Three hundred years later they rang to the first airing of a simple folk song that was to become an anthem uniting Scots the world over.
More recently they have reverberated with water-cooler chit-chat as the 17th century Huguenot Temple in New Town's Hart Street Lane has been home to local architects and engineers. Now with the property back on the market the chance to write the building's next chapter is on offer.
Its origins would have been unique as a selling point - but its claim as an icon on the Edinburgh cityscape is strengthened by being the recording venue at which the strains of Flower Of Scotland were first heard.
In the early 70s, the song was no more than a number in The Corries' songbook.
But its adoption by a group of Scotland rugby players on the Lions tour to South Africa in 1974 was the start of a worldwide phenomenon.

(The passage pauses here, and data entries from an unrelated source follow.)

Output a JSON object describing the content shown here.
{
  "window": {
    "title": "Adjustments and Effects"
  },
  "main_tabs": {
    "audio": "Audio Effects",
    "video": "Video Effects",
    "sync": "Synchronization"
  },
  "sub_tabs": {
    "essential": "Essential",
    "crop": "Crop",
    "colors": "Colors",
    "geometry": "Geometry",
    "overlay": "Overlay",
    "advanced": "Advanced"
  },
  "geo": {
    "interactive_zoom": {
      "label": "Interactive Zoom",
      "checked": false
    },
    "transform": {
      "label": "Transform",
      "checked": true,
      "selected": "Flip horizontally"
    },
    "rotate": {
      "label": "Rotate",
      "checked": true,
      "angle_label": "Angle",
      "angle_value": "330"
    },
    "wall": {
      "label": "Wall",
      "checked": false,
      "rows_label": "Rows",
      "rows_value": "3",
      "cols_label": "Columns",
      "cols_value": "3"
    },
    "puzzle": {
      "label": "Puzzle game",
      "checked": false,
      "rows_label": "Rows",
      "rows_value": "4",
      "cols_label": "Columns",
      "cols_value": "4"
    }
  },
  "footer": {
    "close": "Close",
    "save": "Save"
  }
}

It will open proceedings as usual tonight when Scotland host the Faroe Islands at Pittodrie, and hopefully give Craig Levein's team the tingle up the spine that is claimed for this commemoration of a 14th century battle with England.
Although now called The Monastery the building is unlikely to have been a monastery as the Huguenot Church was Protestant. But its architecture suggests a religious use at some point in time.
Title deeds show that the ground floor was used as a chapel and the upper two floors, which are now for sale, were used as a dwelling house.
The temple stood at the heart of the Huguenot community, who in 1730 had been granted the land at Broughton Head by the city's Town Council, which had been given it by the Trustees of George Heriot's Hospital "for the behoof of refugees or their descendents who had come from France, after the revocation of the Edict of Nantes..."
Picardie village was built in 1809 for French and later Dutch linen weavers who were brought in by the Scottish Board of Manufacturers to improve the quality of linen production in Scotland. Economically unsuccessful, some left for the Huguenot Church in Spittalfields, London, others, for Ireland.
They left behind the French placenames, Picardy Place, and Bordeaux _ Burdiehouse, along with the temple.
Later, in around 1948, the name The Monastery was adopted. From the 1960s to 1997 the building served as a recording studio.
The conversion property, which agents Graham & Sibbald say is suitable to continue as an office or become a residence, has ben placed on the market for offers over 220,000.
Sandy Halliday, principal and engineering team leader at Gaia Architects, the current owners, who are moving offices, said that those who have worked there since 1997 have felt a sense of privilege.
She said: "We've done quite a bit of looking into the history and it appears to have been a Huguenot temple, not a monastery, and we think the only Huguenot temple in Scotland.
"It's a lovely peaceful and calm place to work but it also has the potential to be converted into a nice home.
"It's clearly had a lot of lives and will no doubt have many more."